In the listing below, find each line containing "JSON" and report it.
┄┄┄┄┄┄┄┄┄┄┄┄┄┄┄┄┄┄┄┄
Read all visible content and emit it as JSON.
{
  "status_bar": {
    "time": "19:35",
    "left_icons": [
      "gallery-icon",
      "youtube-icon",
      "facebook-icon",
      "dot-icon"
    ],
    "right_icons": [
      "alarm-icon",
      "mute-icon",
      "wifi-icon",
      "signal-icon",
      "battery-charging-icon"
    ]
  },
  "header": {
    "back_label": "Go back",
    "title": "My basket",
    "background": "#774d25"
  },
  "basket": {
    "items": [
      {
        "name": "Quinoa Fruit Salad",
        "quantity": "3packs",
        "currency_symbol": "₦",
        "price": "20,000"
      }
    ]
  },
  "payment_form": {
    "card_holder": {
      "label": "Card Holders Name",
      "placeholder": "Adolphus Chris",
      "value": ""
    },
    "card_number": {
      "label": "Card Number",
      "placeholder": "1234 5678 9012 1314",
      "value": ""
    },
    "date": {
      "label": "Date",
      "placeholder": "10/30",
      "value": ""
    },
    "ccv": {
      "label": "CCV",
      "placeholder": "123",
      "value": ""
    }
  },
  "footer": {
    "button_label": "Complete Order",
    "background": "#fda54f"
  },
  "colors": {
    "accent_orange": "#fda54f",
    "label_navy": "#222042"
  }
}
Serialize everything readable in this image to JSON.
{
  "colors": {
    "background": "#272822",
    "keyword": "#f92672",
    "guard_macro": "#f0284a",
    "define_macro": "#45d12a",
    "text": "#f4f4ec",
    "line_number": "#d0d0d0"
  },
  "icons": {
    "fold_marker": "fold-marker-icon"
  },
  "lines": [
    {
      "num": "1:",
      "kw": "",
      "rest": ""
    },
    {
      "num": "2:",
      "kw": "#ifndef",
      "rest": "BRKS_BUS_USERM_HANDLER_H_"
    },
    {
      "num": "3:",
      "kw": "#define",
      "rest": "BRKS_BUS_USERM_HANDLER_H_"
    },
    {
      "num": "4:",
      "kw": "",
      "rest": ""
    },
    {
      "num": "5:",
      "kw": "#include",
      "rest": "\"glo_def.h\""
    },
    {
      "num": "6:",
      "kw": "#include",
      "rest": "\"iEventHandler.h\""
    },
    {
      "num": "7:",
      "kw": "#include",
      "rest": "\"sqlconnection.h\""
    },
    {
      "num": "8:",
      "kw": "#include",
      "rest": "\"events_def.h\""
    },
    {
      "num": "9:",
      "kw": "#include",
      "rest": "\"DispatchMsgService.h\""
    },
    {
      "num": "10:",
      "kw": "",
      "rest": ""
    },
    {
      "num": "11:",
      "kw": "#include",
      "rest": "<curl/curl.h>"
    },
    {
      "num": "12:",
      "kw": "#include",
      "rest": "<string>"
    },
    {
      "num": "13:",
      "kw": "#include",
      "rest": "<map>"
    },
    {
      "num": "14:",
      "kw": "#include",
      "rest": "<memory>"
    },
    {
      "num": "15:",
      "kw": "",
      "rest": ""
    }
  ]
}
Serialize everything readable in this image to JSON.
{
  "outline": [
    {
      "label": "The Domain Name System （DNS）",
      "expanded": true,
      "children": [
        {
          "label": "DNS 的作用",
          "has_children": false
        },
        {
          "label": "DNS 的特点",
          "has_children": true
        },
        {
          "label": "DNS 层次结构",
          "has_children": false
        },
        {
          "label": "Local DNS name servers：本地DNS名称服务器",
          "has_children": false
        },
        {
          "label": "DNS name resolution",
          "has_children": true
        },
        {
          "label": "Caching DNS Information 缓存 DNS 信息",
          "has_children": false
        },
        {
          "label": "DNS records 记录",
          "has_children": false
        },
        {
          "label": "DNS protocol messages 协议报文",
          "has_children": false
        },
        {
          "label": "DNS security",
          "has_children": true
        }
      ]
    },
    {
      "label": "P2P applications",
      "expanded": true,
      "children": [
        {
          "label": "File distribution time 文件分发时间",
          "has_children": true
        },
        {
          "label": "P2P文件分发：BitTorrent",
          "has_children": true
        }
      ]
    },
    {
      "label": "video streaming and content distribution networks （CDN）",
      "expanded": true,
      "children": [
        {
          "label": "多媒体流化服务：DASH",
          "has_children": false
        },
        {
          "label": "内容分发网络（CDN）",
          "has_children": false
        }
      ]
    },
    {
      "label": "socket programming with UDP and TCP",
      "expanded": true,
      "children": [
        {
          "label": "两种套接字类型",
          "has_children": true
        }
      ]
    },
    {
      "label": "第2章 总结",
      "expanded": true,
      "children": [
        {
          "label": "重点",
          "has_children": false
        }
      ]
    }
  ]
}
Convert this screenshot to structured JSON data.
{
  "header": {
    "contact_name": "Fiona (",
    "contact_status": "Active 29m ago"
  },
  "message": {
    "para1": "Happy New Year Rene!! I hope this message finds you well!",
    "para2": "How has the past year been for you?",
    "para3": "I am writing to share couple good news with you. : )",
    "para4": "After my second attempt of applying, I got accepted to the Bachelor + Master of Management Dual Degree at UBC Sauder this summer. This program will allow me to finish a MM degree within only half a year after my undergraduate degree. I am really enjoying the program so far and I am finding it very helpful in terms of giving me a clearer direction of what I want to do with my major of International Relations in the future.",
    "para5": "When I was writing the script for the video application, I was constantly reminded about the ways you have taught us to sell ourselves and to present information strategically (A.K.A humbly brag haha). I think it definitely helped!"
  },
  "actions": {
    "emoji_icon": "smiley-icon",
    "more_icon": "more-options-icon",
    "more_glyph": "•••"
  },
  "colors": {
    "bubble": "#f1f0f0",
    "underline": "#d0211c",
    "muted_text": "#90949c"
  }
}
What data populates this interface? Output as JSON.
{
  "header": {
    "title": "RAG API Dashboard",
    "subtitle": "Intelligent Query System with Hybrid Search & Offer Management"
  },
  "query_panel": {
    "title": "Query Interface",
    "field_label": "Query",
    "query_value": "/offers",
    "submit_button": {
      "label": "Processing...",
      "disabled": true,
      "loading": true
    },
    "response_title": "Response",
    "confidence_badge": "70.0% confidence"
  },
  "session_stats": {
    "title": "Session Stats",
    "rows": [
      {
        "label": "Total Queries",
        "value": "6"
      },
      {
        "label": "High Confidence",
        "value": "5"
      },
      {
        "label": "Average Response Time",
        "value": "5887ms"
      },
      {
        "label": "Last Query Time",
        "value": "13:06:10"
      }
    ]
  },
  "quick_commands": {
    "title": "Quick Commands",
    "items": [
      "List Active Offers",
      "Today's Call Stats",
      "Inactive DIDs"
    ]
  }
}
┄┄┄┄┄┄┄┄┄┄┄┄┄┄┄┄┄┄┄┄
SOLVED PROBLEM>
Read all visible content and emit it as JSON.
Serialize everything readable in this image to JSON.
Serialize everything readable in this image to JSON.
Convert this screenshot to structured JSON data.
What data populates this interface? Output as JSON.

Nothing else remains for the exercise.